## Problem
Below are some entries. Reproduce them word for word.
'''
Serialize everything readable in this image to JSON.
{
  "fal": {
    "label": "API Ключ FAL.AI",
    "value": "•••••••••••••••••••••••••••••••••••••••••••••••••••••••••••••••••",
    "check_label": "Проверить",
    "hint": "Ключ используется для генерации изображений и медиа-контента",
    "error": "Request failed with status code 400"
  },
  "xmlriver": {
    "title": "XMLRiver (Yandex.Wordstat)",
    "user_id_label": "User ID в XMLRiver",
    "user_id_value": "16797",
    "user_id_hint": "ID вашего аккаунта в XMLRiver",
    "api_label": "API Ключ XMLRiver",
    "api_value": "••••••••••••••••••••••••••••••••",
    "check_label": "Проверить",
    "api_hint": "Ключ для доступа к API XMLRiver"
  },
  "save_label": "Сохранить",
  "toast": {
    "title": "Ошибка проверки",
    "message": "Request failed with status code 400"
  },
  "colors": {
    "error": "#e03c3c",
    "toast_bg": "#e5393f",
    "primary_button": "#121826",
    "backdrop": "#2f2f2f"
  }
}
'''
## Expected answer
Serialize everything readable in this image to JSON.
{
  "fal": {
    "label": "API Ключ FAL.AI",
    "value": "•••••••••••••••••••••••••••••••••••••••••••••••••••••••••••••••••",
    "check_label": "Проверить",
    "hint": "Ключ используется для генерации изображений и медиа-контента",
    "error": "Request failed with status code 400"
  },
  "xmlriver": {
    "title": "XMLRiver (Yandex.Wordstat)",
    "user_id_label": "User ID в XMLRiver",
    "user_id_value": "16797",
    "user_id_hint": "ID вашего аккаунта в XMLRiver",
    "api_label": "API Ключ XMLRiver",
    "api_value": "••••••••••••••••••••••••••••••••",
    "check_label": "Проверить",
    "api_hint": "Ключ для доступа к API XMLRiver"
  },
  "save_label": "Сохранить",
  "toast": {
    "title": "Ошибка проверки",
    "message": "Request failed with status code 400"
  },
  "colors": {
    "error": "#e03c3c",
    "toast_bg": "#e5393f",
    "primary_button": "#121826",
    "backdrop": "#2f2f2f"
  }
}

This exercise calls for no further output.